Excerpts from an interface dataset
Segment Open

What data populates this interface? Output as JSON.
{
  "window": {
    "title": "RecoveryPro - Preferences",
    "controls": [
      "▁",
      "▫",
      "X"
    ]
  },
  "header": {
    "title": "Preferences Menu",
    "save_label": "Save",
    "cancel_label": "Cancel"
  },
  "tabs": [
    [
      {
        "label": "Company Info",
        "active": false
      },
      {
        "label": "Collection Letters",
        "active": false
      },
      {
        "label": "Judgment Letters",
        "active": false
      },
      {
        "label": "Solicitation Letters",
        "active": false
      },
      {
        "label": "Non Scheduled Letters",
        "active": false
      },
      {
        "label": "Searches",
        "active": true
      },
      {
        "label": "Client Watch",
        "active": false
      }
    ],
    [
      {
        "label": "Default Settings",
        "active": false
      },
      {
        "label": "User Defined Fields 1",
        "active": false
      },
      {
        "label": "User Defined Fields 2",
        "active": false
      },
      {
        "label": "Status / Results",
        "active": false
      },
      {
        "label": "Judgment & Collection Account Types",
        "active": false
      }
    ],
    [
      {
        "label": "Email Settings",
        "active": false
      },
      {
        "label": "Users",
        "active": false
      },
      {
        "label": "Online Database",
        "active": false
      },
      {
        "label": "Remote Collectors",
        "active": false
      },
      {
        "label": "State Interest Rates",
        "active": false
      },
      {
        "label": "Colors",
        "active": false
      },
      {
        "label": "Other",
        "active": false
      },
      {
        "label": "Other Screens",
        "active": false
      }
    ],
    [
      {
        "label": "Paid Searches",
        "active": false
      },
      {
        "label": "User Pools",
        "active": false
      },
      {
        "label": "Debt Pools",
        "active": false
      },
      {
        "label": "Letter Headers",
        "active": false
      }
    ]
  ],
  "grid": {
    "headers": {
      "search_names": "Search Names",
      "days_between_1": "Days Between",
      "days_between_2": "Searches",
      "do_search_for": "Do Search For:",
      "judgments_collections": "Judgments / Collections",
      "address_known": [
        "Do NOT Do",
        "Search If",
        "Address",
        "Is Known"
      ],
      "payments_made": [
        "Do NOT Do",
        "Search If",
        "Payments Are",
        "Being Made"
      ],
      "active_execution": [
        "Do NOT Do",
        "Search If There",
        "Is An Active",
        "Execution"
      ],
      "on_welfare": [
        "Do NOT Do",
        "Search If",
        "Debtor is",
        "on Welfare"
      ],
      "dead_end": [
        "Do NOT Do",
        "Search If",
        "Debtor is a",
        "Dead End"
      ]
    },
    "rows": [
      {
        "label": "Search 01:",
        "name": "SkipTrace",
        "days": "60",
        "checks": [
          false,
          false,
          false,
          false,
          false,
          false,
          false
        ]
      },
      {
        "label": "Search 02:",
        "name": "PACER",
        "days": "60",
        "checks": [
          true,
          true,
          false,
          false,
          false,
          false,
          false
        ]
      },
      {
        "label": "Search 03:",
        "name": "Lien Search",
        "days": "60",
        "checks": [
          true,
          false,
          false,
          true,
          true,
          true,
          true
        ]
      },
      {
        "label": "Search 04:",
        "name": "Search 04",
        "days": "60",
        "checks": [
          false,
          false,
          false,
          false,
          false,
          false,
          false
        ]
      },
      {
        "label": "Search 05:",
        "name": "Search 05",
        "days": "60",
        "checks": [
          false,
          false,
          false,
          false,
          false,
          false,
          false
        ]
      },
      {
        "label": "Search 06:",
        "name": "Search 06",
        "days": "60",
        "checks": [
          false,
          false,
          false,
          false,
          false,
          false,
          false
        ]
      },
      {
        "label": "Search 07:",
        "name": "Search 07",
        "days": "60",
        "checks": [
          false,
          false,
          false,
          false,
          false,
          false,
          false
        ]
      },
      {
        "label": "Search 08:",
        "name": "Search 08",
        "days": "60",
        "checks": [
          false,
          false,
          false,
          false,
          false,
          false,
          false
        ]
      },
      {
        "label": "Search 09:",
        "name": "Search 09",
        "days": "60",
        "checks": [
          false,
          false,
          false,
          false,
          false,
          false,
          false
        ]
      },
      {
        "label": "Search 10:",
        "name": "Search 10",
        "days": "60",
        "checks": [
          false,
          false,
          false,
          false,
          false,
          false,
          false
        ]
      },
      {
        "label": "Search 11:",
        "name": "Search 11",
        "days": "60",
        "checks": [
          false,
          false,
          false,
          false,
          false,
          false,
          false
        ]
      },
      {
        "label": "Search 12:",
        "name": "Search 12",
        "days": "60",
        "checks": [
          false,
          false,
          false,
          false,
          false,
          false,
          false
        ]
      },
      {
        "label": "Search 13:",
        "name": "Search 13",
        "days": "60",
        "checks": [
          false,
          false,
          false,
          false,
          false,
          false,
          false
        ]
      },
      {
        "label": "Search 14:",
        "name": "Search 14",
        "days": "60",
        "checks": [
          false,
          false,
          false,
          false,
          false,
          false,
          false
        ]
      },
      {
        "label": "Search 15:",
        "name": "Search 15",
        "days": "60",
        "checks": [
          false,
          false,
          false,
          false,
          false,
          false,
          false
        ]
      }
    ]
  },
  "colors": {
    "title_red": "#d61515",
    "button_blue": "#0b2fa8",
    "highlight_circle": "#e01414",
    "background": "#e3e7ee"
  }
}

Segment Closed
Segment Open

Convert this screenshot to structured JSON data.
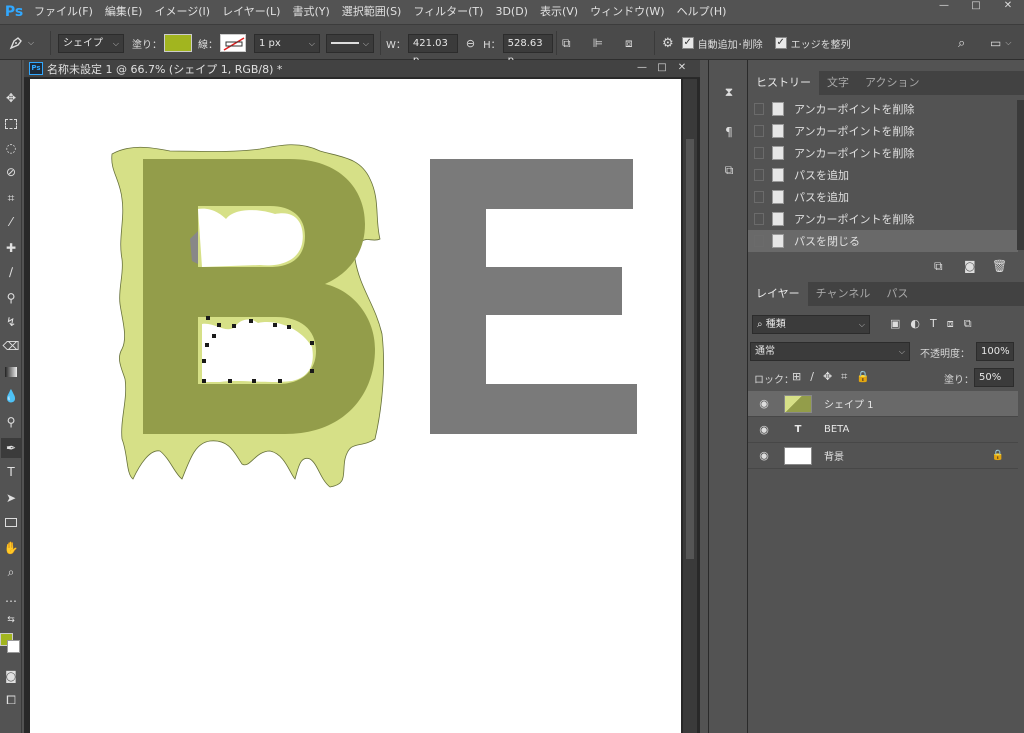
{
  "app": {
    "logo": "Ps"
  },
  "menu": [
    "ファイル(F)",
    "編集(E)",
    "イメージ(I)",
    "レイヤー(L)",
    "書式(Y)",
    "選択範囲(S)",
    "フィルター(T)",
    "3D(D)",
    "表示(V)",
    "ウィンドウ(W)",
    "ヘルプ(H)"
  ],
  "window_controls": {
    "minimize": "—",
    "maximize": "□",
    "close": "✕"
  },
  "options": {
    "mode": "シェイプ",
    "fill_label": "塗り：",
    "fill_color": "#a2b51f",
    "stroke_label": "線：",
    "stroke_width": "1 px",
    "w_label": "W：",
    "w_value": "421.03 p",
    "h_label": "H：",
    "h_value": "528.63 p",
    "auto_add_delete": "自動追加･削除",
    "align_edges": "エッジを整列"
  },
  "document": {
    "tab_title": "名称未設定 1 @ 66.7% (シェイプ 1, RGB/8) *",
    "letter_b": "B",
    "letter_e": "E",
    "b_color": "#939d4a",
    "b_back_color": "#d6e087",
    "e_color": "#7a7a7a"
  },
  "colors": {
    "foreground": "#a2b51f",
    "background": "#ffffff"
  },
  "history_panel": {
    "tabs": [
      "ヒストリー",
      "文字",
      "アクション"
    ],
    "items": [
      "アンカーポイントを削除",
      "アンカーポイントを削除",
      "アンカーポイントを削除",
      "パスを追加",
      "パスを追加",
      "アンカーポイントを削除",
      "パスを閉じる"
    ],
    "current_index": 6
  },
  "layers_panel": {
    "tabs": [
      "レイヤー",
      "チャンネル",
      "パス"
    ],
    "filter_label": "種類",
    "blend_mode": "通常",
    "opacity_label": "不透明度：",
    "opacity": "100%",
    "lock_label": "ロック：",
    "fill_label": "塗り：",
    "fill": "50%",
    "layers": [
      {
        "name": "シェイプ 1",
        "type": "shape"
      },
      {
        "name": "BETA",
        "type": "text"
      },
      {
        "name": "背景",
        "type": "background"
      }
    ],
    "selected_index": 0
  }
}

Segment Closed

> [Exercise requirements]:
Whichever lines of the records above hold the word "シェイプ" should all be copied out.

> [Exercise response]:
    "mode": "シェイプ",
    "tab_title": "名称未設定 1 @ 66.7% (シェイプ 1, RGB/8) *",
        "name": "シェイプ 1",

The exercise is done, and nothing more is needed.